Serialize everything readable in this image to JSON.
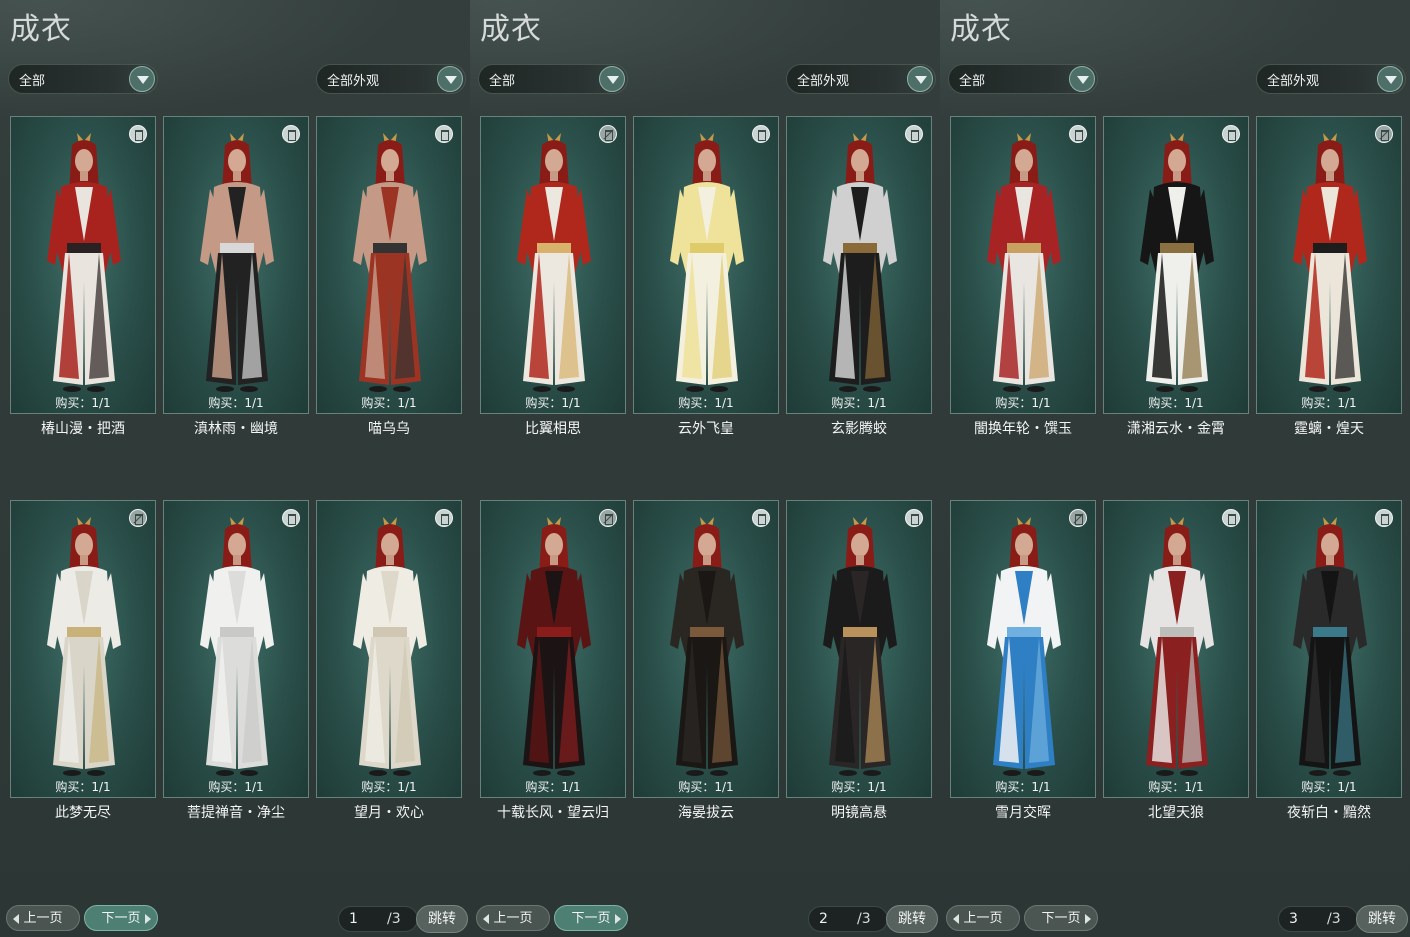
{
  "panels": [
    {
      "title": "成衣",
      "filter_left": "全部",
      "filter_right": "全部外观",
      "items": [
        {
          "purchase": "购买：1/1",
          "name": "椿山漫・把酒",
          "trash": "on",
          "colors": [
            "#a8231d",
            "#e9e5de",
            "#2a2222"
          ]
        },
        {
          "purchase": "购买：1/1",
          "name": "滇林雨・幽境",
          "trash": "on",
          "colors": [
            "#c49a86",
            "#222222",
            "#d8d8d8"
          ]
        },
        {
          "purchase": "购买：1/1",
          "name": "喵乌乌",
          "trash": "on",
          "colors": [
            "#c49a86",
            "#9c3424",
            "#333333"
          ]
        },
        {
          "purchase": "购买：1/1",
          "name": "此梦无尽",
          "trash": "off",
          "colors": [
            "#ecebe6",
            "#d9d5c8",
            "#c8b27a"
          ]
        },
        {
          "purchase": "购买：1/1",
          "name": "菩提禅音・净尘",
          "trash": "on",
          "colors": [
            "#f0f0ee",
            "#dcdcda",
            "#c9c9c7"
          ]
        },
        {
          "purchase": "购买：1/1",
          "name": "望月・欢心",
          "trash": "on",
          "colors": [
            "#efece4",
            "#ddd8ca",
            "#cfc7b2"
          ]
        }
      ],
      "prev_label": "上一页",
      "next_label": "下一页",
      "page": "1",
      "total": "/3",
      "jump_label": "跳转"
    },
    {
      "title": "成衣",
      "filter_left": "全部",
      "filter_right": "全部外观",
      "items": [
        {
          "purchase": "购买：1/1",
          "name": "比翼相思",
          "trash": "off",
          "colors": [
            "#b0281c",
            "#ece8e0",
            "#d8b26a"
          ]
        },
        {
          "purchase": "购买：1/1",
          "name": "云外飞皇",
          "trash": "on",
          "colors": [
            "#efe29a",
            "#f3f0e0",
            "#dfcb6a"
          ]
        },
        {
          "purchase": "购买：1/1",
          "name": "玄影腾蛟",
          "trash": "on",
          "colors": [
            "#cfd0cf",
            "#1d1d1d",
            "#8a6a38"
          ]
        },
        {
          "purchase": "购买：1/1",
          "name": "十载长风・望云归",
          "trash": "off",
          "colors": [
            "#5a1414",
            "#1c1414",
            "#8a1c1c"
          ]
        },
        {
          "purchase": "购买：1/1",
          "name": "海晏拔云",
          "trash": "on",
          "colors": [
            "#2a2622",
            "#1a1714",
            "#7a5a3a"
          ]
        },
        {
          "purchase": "购买：1/1",
          "name": "明镜高悬",
          "trash": "on",
          "colors": [
            "#1b1b1b",
            "#2a2626",
            "#b8925a"
          ]
        }
      ],
      "prev_label": "上一页",
      "next_label": "下一页",
      "page": "2",
      "total": "/3",
      "jump_label": "跳转"
    },
    {
      "title": "成衣",
      "filter_left": "全部",
      "filter_right": "全部外观",
      "items": [
        {
          "purchase": "购买：1/1",
          "name": "闇换年轮・馔玉",
          "trash": "on",
          "colors": [
            "#a82424",
            "#e9e5e0",
            "#c8a060"
          ]
        },
        {
          "purchase": "购买：1/1",
          "name": "潇湘云水・金霄",
          "trash": "on",
          "colors": [
            "#161616",
            "#efefec",
            "#8a7040"
          ]
        },
        {
          "purchase": "购买：1/1",
          "name": "霆螭・煌天",
          "trash": "off",
          "colors": [
            "#b0281c",
            "#ece6da",
            "#1d1d1d"
          ]
        },
        {
          "purchase": "购买：1/1",
          "name": "雪月交晖",
          "trash": "off",
          "colors": [
            "#f2f3f4",
            "#2f7fc4",
            "#6fb0e0"
          ]
        },
        {
          "purchase": "购买：1/1",
          "name": "北望天狼",
          "trash": "on",
          "colors": [
            "#e6e4e2",
            "#8a2020",
            "#bdbdbb"
          ]
        },
        {
          "purchase": "购买：1/1",
          "name": "夜斩白・黯然",
          "trash": "on",
          "colors": [
            "#2a2a2a",
            "#141414",
            "#3a7a8a"
          ]
        }
      ],
      "prev_label": "上一页",
      "next_label": "下一页",
      "page": "3",
      "total": "/3",
      "jump_label": "跳转"
    }
  ]
}
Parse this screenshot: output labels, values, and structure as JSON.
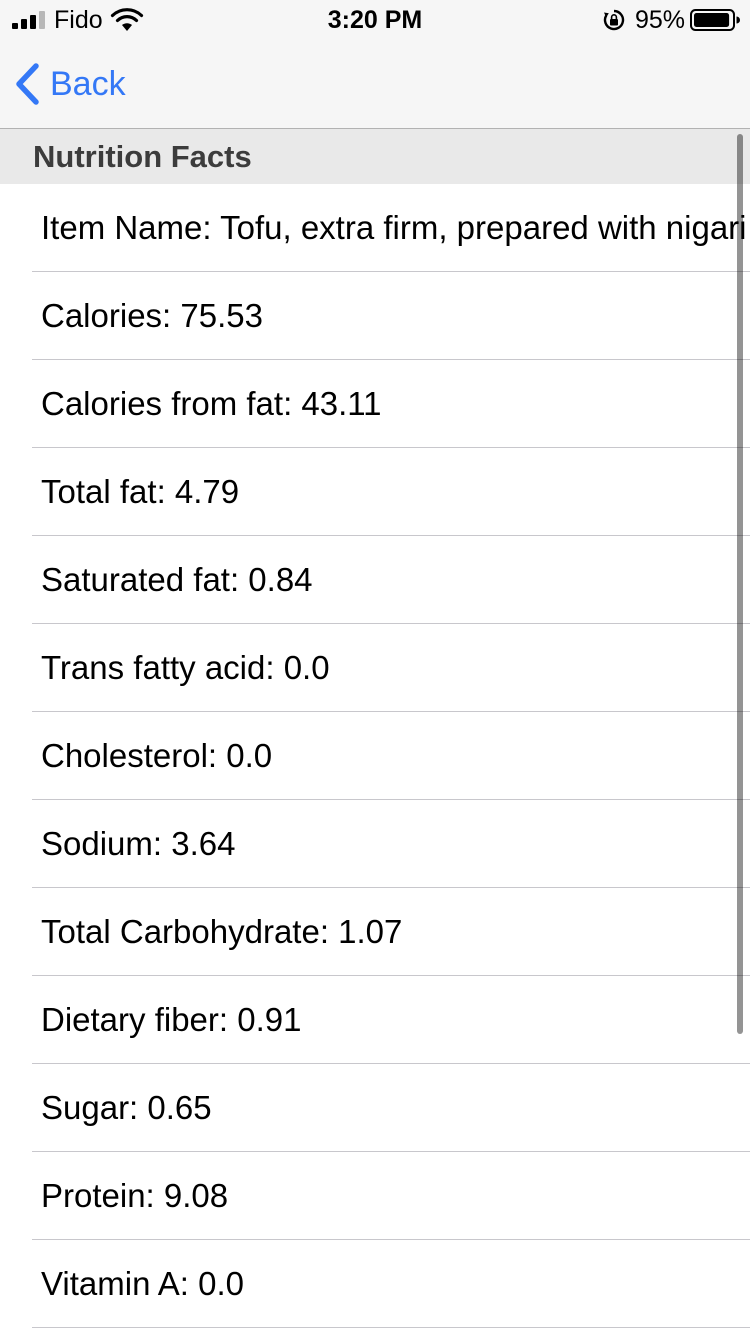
{
  "status_bar": {
    "carrier": "Fido",
    "time": "3:20 PM",
    "battery_percent": "95%",
    "battery_level": 0.95
  },
  "nav": {
    "back_label": "Back"
  },
  "section": {
    "title": "Nutrition Facts"
  },
  "rows": [
    "Item Name: Tofu, extra firm, prepared with nigari",
    "Calories: 75.53",
    "Calories from fat: 43.11",
    "Total fat: 4.79",
    "Saturated fat: 0.84",
    "Trans fatty acid: 0.0",
    "Cholesterol: 0.0",
    "Sodium: 3.64",
    "Total Carbohydrate: 1.07",
    "Dietary fiber: 0.91",
    "Sugar: 0.65",
    "Protein: 9.08",
    "Vitamin A: 0.0"
  ],
  "colors": {
    "accent": "#3478f6",
    "bar_background": "#f6f6f6",
    "section_background": "#e9e9e9",
    "separator": "#c8c7cc"
  }
}
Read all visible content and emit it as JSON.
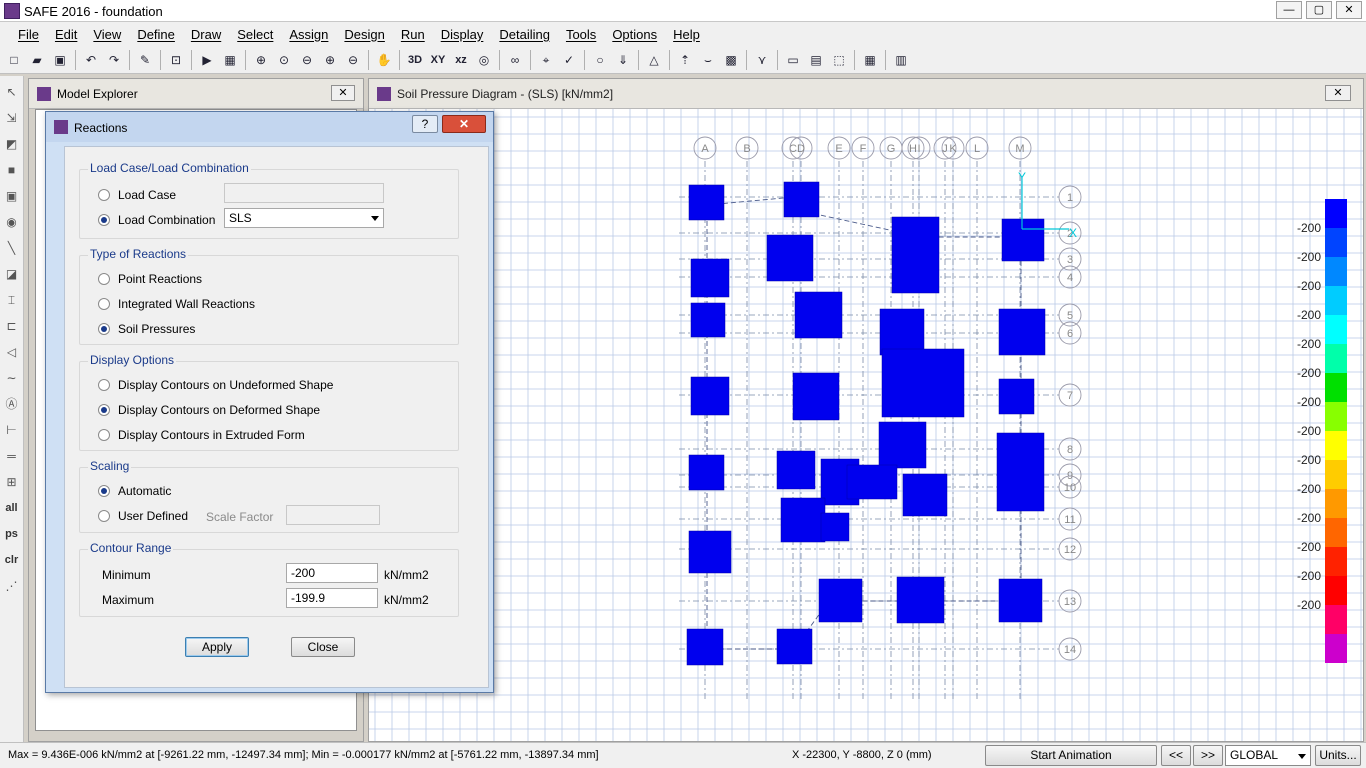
{
  "window": {
    "title": "SAFE 2016 - foundation",
    "min": "—",
    "max": "▢",
    "close": "✕"
  },
  "menu": [
    "File",
    "Edit",
    "View",
    "Define",
    "Draw",
    "Select",
    "Assign",
    "Design",
    "Run",
    "Display",
    "Detailing",
    "Tools",
    "Options",
    "Help"
  ],
  "toolbar": {
    "view_3d": "3D",
    "view_xy": "XY",
    "view_xz": "xz"
  },
  "lefttools": {
    "all": "all",
    "ps": "ps",
    "clr": "clr"
  },
  "explorer": {
    "title": "Model Explorer",
    "close": "✕"
  },
  "canvas": {
    "title": "Soil Pressure Diagram - (SLS)  [kN/mm2]",
    "close": "✕",
    "grid_cols": [
      "A",
      "B",
      "C",
      "D",
      "E",
      "F",
      "G",
      "H",
      "I",
      "J",
      "K",
      "L",
      "M"
    ],
    "grid_rows": [
      "1",
      "2",
      "3",
      "4",
      "5",
      "6",
      "7",
      "8",
      "9",
      "10",
      "11",
      "12",
      "13",
      "14"
    ],
    "legend_values": [
      "-200",
      "-200",
      "-200",
      "-200",
      "-200",
      "-200",
      "-200",
      "-200",
      "-200",
      "-200",
      "-200",
      "-200",
      "-200",
      "-200"
    ],
    "legend_colors": [
      "#0000ff",
      "#0044ff",
      "#0088ff",
      "#00ccff",
      "#00ffff",
      "#00ffaa",
      "#00e000",
      "#88ff00",
      "#ffff00",
      "#ffcc00",
      "#ff9900",
      "#ff6600",
      "#ff2200",
      "#ff0000",
      "#ff0066",
      "#cc00cc"
    ],
    "pad_color": "#0000ee",
    "axis_x": "X",
    "axis_y": "Y"
  },
  "dialog": {
    "title": "Reactions",
    "help": "?",
    "close": "✕",
    "load_group": "Load Case/Load Combination",
    "load_case": "Load Case",
    "load_combo": "Load Combination",
    "combo_value": "SLS",
    "type_group": "Type of Reactions",
    "point": "Point Reactions",
    "wall": "Integrated Wall Reactions",
    "soil": "Soil Pressures",
    "display_group": "Display Options",
    "undeformed": "Display Contours on Undeformed Shape",
    "deformed": "Display Contours on Deformed Shape",
    "extruded": "Display Contours in Extruded Form",
    "scaling_group": "Scaling",
    "automatic": "Automatic",
    "user_defined": "User Defined",
    "scale_factor": "Scale Factor",
    "contour_group": "Contour Range",
    "minimum": "Minimum",
    "maximum": "Maximum",
    "min_value": "-200",
    "max_value": "-199.9",
    "unit": "kN/mm2",
    "apply": "Apply",
    "close_btn": "Close"
  },
  "status": {
    "text": "Max = 9.436E-006 kN/mm2 at [-9261.22 mm, -12497.34 mm];  Min = -0.000177 kN/mm2 at [-5761.22 mm, -13897.34 mm]",
    "coords": "X -22300,  Y -8800,  Z 0  (mm)",
    "start_animation": "Start Animation",
    "prev": "<<",
    "next": ">>",
    "coord_system": "GLOBAL",
    "units": "Units..."
  }
}
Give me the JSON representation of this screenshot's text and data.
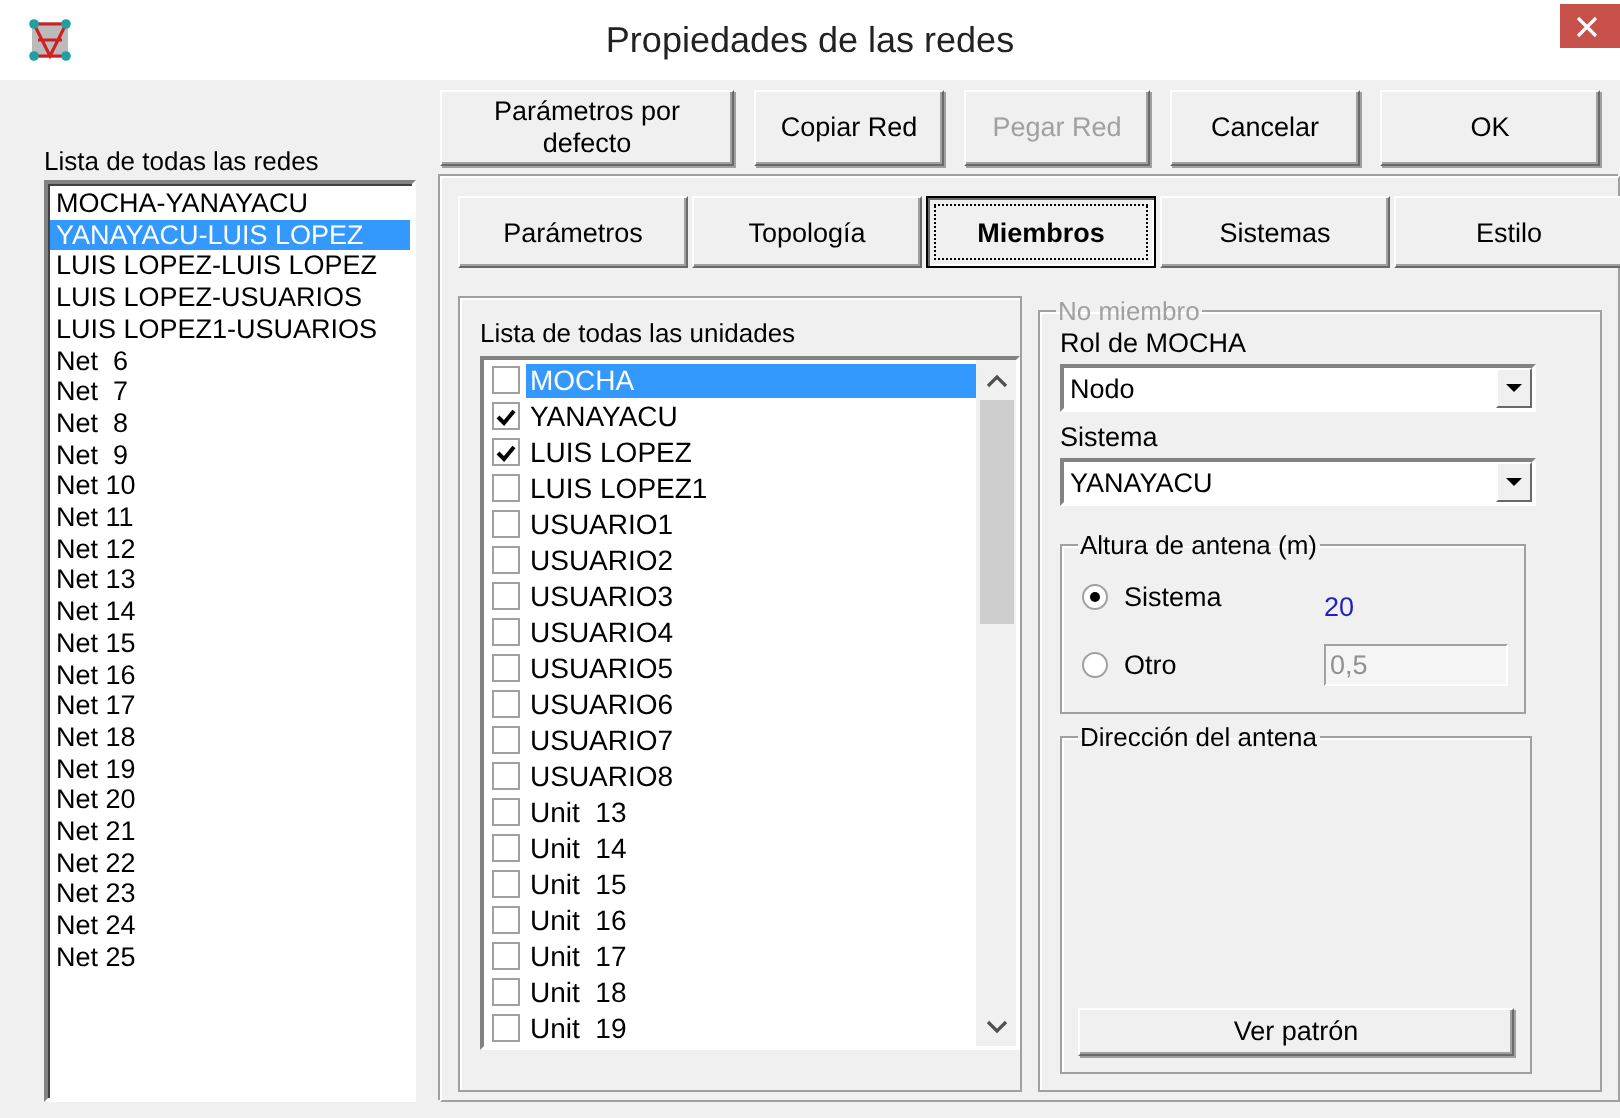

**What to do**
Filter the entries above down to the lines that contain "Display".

**Answer**
    "Display",
    "display_group": "Display Options",
    "undeformed": "Display Contours on Undeformed Shape",
    "deformed": "Display Contours on Deformed Shape",
    "extruded": "Display Contours in Extruded Form",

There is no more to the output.